Thirty years ago, while at the height of its economic bubble, Japan entered a period of drastic change starting from the next year as the nation transitioned from the Showa era to the Heisei era in 1989. Other events during this period, such as the collapse of the Berlin Wall, greatly impacted the world. Such turmoil in social conditions on one hand was accompanied by an economic boom on the other, and in the art world a Neo-expressionism rose in opposition to the austere conceptualism that had until then been the mainstream. A representative of the Neo-expressionism was the artist Anselm Kiefer who tackled such subjects as ancient myths, religion and historical themes related to his native Germany such as Nazism.
Another artist, Louise Nevelson, initially studied painting but later turned to relief sculptures that she assembled from pieces of waste wood and painted entirely in monochrome black or gold. Like the revival of realistic paintings rich in colors and emotion, the movement towards greater diversity of expression simultaneously arose in and spread to many countries, transcending national and cultural differences.
Title: Flash 1979 / 1988
Dates: October 6 (Saturday), 2018 – January 4 (Sunday/national holiday), 2019
Venue: Gallery A, B and C at Hara Museum ARC
2855-1 Kanai, Shibukawa-shi, Gunma 377-0027
Tel 0279-24-6585 Fax 0279-24-0449 E-mail email@example.com
http://www.haramuseum.or.jp (official website) http://mobile.haramuseum.or.jp (mobile site) http://www.art-it.asia/u/HaraMuseum (blog) http://twitter.com/HaraMuseumARC (Twitter)
Hours: 9:30 am – 4:30 pm (last entry at 4:00 pm)
Organized by: Hara Museum of Contemporary Art
Closed: Thursdays (except January 3), December 4-7, 11-14 and January 1 *Subject to temporary closure in the event of severe weather.
Admission: General 1,100 yen, Students 700 yen (high school and university) or 500 yen (elementary and junior high), Free for Hara Museum members, 10% discount for a group of 20 or more, Combination ticket for Hara Museum ARC and Ikaho Green Bokujo (except during Golden Week): General 1,800 yen; Students 1,500 yen (high school and university) or 1,400 yen (junior high), 800 yen (elementary), half price for those over 70, discount for groups of 20 or more

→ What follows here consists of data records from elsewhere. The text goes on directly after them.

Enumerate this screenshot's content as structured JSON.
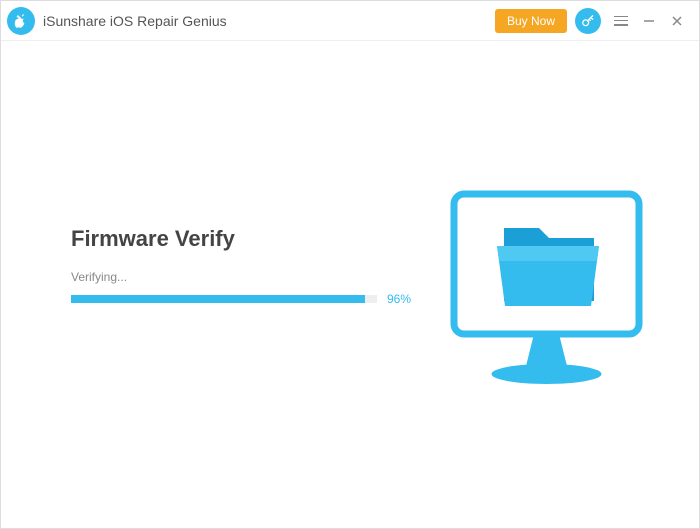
{
  "app": {
    "title": "iSunshare iOS Repair Genius"
  },
  "titlebar": {
    "buy_label": "Buy Now"
  },
  "main": {
    "heading": "Firmware Verify",
    "status": "Verifying...",
    "progress_pct_label": "96%",
    "progress_pct_value": 96
  },
  "icons": {
    "app": "wrench-apple-icon",
    "key": "key-icon",
    "monitor": "monitor-folder-icon"
  },
  "colors": {
    "accent": "#35bcee",
    "buy": "#f5a623"
  }
}
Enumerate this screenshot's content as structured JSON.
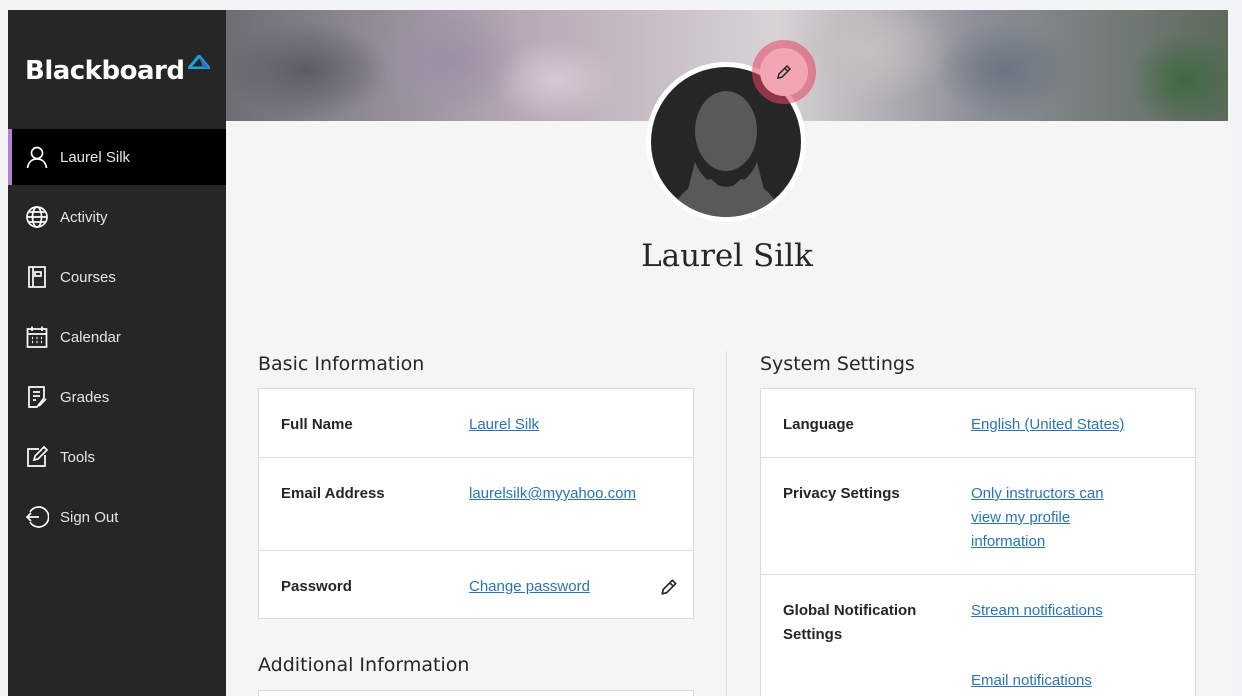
{
  "sidebar": {
    "logo": "Blackboard",
    "items": [
      {
        "label": "Laurel Silk",
        "icon": "user-icon",
        "active": true
      },
      {
        "label": "Activity",
        "icon": "globe-icon"
      },
      {
        "label": "Courses",
        "icon": "courses-icon"
      },
      {
        "label": "Calendar",
        "icon": "calendar-icon"
      },
      {
        "label": "Grades",
        "icon": "grades-icon"
      },
      {
        "label": "Tools",
        "icon": "tools-icon"
      },
      {
        "label": "Sign Out",
        "icon": "sign-out-icon"
      }
    ]
  },
  "profile": {
    "name": "Laurel Silk",
    "edit_avatar_icon": "pencil-icon"
  },
  "basic_information": {
    "title": "Basic Information",
    "rows": [
      {
        "label": "Full Name",
        "value": "Laurel Silk"
      },
      {
        "label": "Email Address",
        "value": "laurelsilk@myyahoo.com"
      },
      {
        "label": "Password",
        "value": "Change password",
        "icon": "pencil-icon"
      }
    ]
  },
  "additional_information": {
    "title": "Additional Information"
  },
  "system_settings": {
    "title": "System Settings",
    "rows": [
      {
        "label": "Language",
        "value": "English (United States)"
      },
      {
        "label": "Privacy Settings",
        "value": "Only instructors can view my profile information"
      },
      {
        "label": "Global Notification Settings",
        "value": "Stream notifications",
        "value2": "Email notifications"
      }
    ]
  },
  "colors": {
    "sidebar_bg": "#262626",
    "active_indicator": "#b77fd6",
    "link": "#2a74b5",
    "highlight": "#e64664"
  }
}
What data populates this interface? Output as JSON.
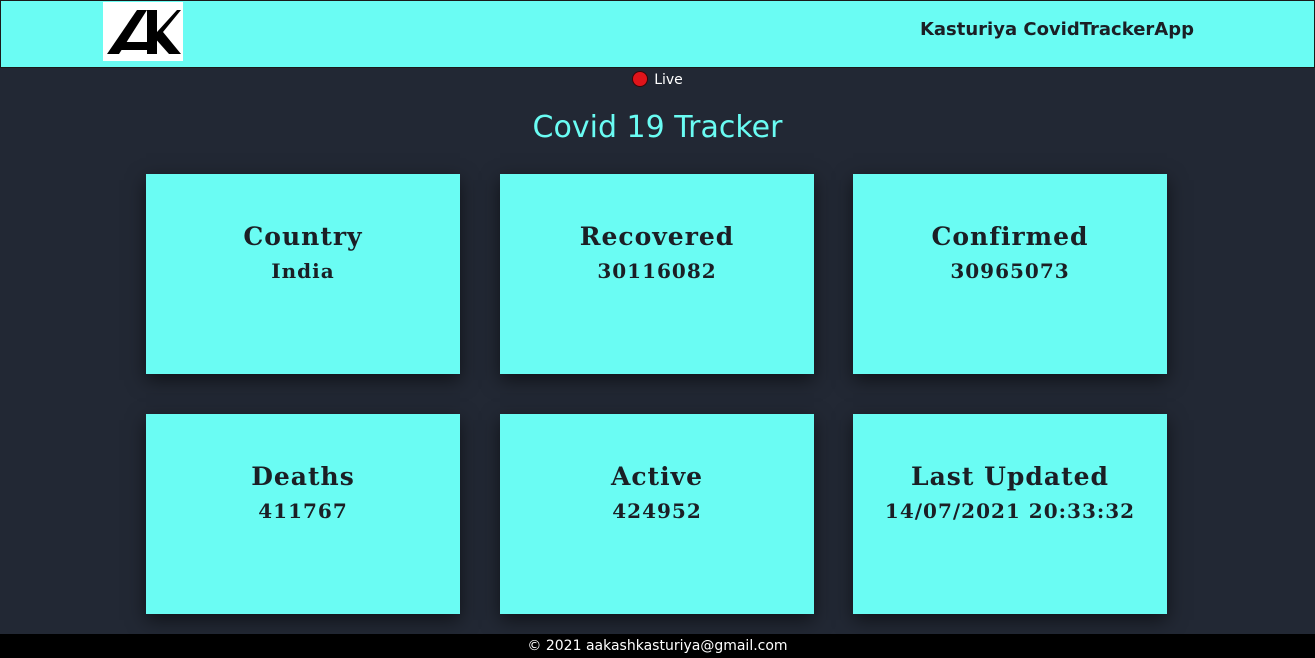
{
  "header": {
    "logo_icon": "ak-logo-icon",
    "brand": "Kasturiya CovidTrackerApp"
  },
  "live": {
    "label": "Live",
    "dot_color": "#e0141a"
  },
  "title": "Covid 19 Tracker",
  "cards": [
    {
      "label": "Country",
      "value": "India"
    },
    {
      "label": "Recovered",
      "value": "30116082"
    },
    {
      "label": "Confirmed",
      "value": "30965073"
    },
    {
      "label": "Deaths",
      "value": "411767"
    },
    {
      "label": "Active",
      "value": "424952"
    },
    {
      "label": "Last Updated",
      "value": "14/07/2021 20:33:32"
    }
  ],
  "footer": {
    "text": "© 2021 aakashkasturiya@gmail.com"
  },
  "colors": {
    "accent": "#6afcf3",
    "background": "#222834",
    "footer": "#000000"
  }
}
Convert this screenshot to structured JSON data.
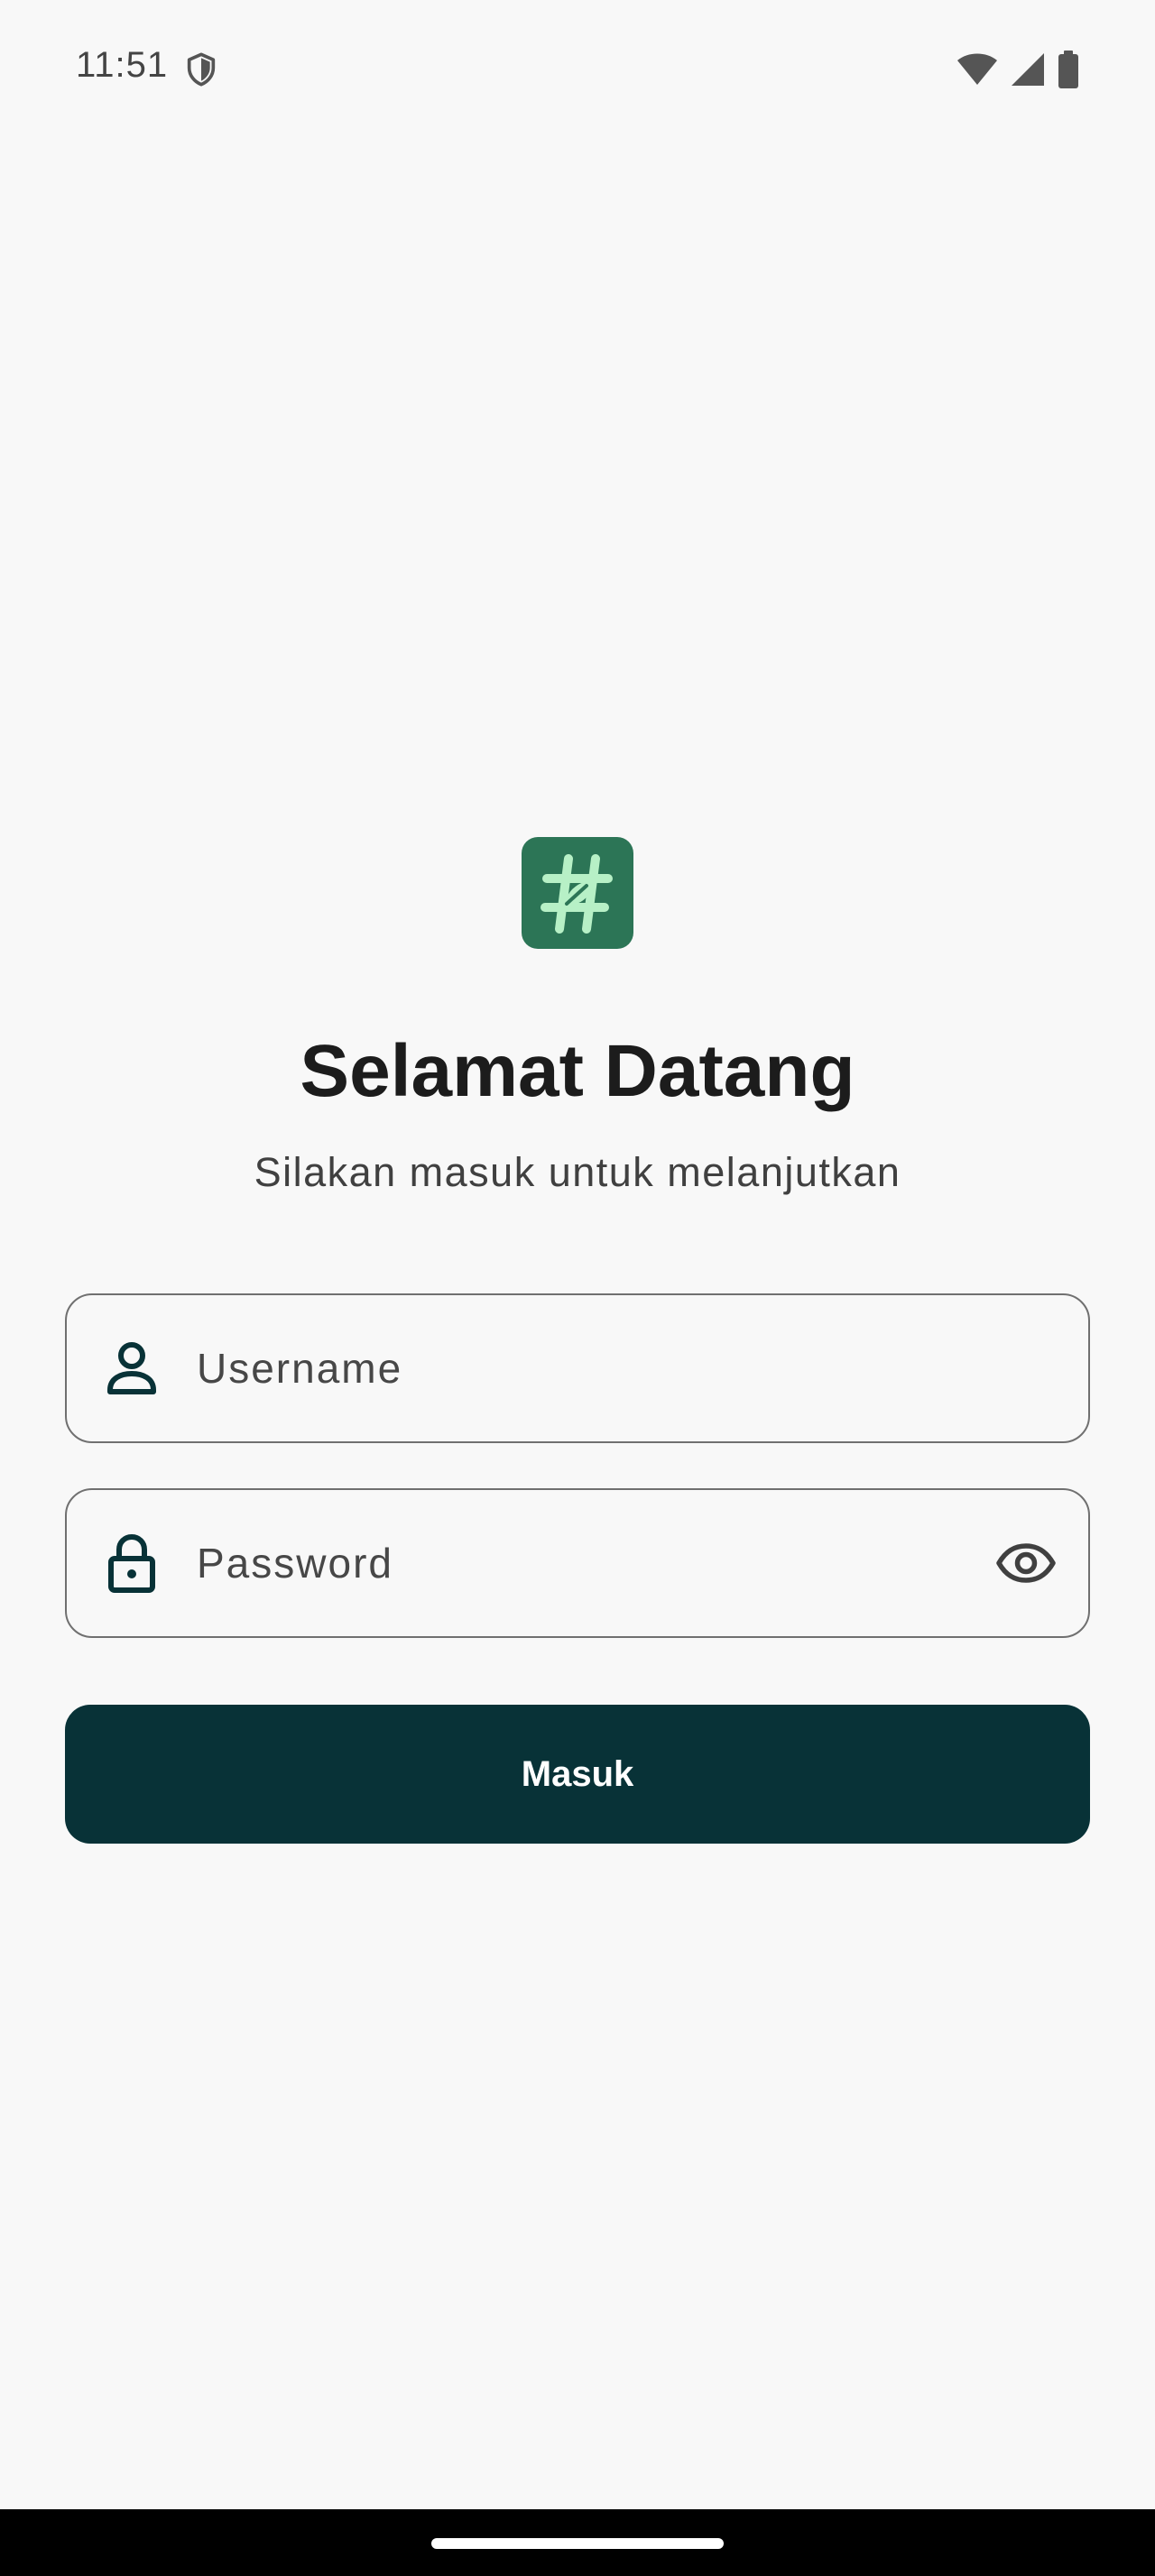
{
  "status_bar": {
    "time": "11:51",
    "icons": [
      "shield-icon",
      "wifi-icon",
      "signal-icon",
      "battery-icon"
    ]
  },
  "logo": {
    "icon": "hash-leaf-icon",
    "background_color": "#2c7556",
    "glyph_color": "#b7f0c6"
  },
  "login": {
    "title": "Selamat Datang",
    "subtitle": "Silakan masuk untuk melanjutkan",
    "username": {
      "icon": "person-icon",
      "placeholder": "Username",
      "value": ""
    },
    "password": {
      "icon": "lock-icon",
      "placeholder": "Password",
      "value": "",
      "toggle_icon": "eye-icon"
    },
    "submit_label": "Masuk"
  },
  "colors": {
    "background": "#f8f8f8",
    "primary_button": "#083237",
    "icon_dark": "#083237",
    "field_border": "#707070"
  }
}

*Children must be accompanied by an adult.
*For residents of Gunma Prefecture: Free admission for elementary and junior high school children every Saturday during the school term/200-yen-discount on admission for up to five persons upon presentation of the Guchoki Passport.
Directions: By train: Take the Joetsu Shinkansen to Takasaki, change to the Joestu Line, and disembark at Shibukawa. From Shibukawa, ARC is 10 minutes away by taxi or 15 minutes by bus (take the Ikaho Onsen bus to ″Green Bokujo Mae″). By car: 8 kilometers (about 15 minutes) from the Kan-etsu Expressway Shibukawa Ikaho Interchange (in the direction of Ikaho Onsen).
*Visitors can view the on-going exhibitions Dynamism and Stillness (Kankai Pavilion) as well.